“The most anti-capitalist protest is to care for another and to care for yourself.” — Johanna Hedva
Although the American president and his administration were unable to repeal and replace the Affordable Care Act (the ACA or Obamacare), affordable healthcare coverage will continue to be under fire in the coming years. Accessing healthcare and health insurance was never easy to begin with, and the process could become even more difficult. While we do not know exactly how health coverage through the ACA, Medicaid, and Medicare could change, Americans should prepare for the worst: some if not all of their coverage could disappear or become increasingly expensive.
If you have health insurance, take advantage of it now. All insurance plans under the ACA offer free wellness visits at least once a year, including vaccines and other preventative care such as mammograms, colonoscopies, and birth control (I will discuss reproductive healthcare in depth in the next installment). Get all your routine examinations, screenings, and testing done and update your immunizations. If you do not want to pay an office visit fee, some vaccines are available at pharmacies. Think long term and take care of things that are expensive but may not be covered in the future, such as dental work, MRIs, or lab work. If you are a college student, take advantage of campus health services while you can. Preventative care costs a lot less than getting sick, and if there is something wrong, address it now while you have more options. Practice everyday preventative care by eating healthy, exercising, and sleeping well.
If you do not have insurance, check if you are eligible for Medicaid or Obamacare. If you are not eligible, lose health coverage, or your plan is drastically modified, community clinics can be great resources for basic healthcare needs. Free Clinic Directory locates free clinics near you, and The Health Resources and Services Administration provides a map of health care providers where you can access primary care and immunizations on a sliding scale. Planned Parenthood offers general health services in addition to reproductive services. GLBT Near Me locates health care practitioners self-identified as LGBTQ friendly and RAD Remedy connects trans, gender non-conforming, intersex, and queer folks to healthcare. RAD Remedy and MyTransHealth also allow you to search for clinics that accept payment on a sliding scale.
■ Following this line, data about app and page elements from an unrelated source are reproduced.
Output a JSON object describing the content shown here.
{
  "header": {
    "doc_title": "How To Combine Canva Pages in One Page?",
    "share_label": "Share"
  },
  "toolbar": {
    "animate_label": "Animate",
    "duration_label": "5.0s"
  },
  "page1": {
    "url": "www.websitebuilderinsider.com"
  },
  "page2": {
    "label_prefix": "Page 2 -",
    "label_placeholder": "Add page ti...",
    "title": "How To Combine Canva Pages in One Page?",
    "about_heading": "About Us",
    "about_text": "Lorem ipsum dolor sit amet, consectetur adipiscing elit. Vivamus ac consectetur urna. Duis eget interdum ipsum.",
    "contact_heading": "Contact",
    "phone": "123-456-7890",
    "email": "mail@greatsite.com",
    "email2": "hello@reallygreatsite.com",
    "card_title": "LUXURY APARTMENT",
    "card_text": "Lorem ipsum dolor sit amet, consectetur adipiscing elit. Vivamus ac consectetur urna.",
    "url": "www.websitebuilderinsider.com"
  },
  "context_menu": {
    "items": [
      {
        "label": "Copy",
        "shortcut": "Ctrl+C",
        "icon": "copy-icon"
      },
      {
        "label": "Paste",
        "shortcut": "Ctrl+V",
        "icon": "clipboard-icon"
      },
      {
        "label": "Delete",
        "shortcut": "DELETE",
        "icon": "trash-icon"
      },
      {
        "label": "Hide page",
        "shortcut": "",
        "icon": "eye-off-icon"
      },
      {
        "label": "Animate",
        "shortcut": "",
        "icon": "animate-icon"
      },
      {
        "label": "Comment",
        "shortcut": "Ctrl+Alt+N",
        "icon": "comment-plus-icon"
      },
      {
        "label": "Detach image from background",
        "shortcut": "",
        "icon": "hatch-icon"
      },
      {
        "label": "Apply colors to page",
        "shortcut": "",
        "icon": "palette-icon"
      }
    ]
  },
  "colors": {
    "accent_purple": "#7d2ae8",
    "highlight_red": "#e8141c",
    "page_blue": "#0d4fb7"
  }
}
If you take prescription medications, now is the time to stock up. Find a pharmacy that carries your medications in bulk, and request vacation fills from your care provider so your pharmacy can override medication limits. Some insurance covers multi-month prescriptions, usually for a lower co-pay. If you have a good relationship with your healthcare provider, ask if they are willing to write your prescription so that it lasts for two months instead of one. It may be useful to stockpile medicines for your community as well as yourself, but this is not technically legal, so be careful. Online pharmacies can be cheaper or easier to use, and Pharmaceutical Assistance Programs, usually offered through drug companies themselves, offer discounted or free medications. You can find a list of eligible medications here.
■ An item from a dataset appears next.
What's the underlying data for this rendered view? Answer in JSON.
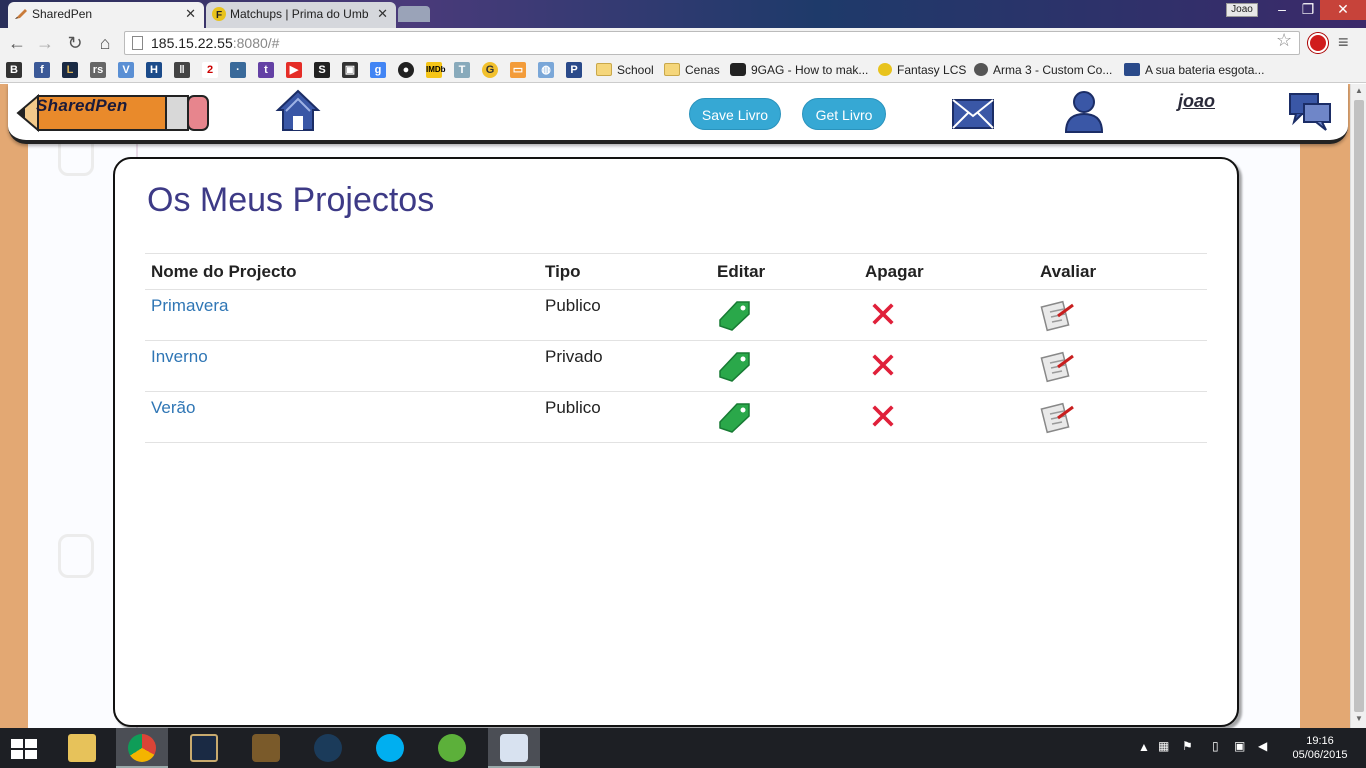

For trans healthcare, some Planned Parenthood locations now offer hormones. A compounding pharmacy can personalize medications to fit particular needs and provide hormones at reduced prices. The Trans Assistance Project crowdfunds donations for trans folks to cover medical expenses related to getting the appropriate gender on identification documents.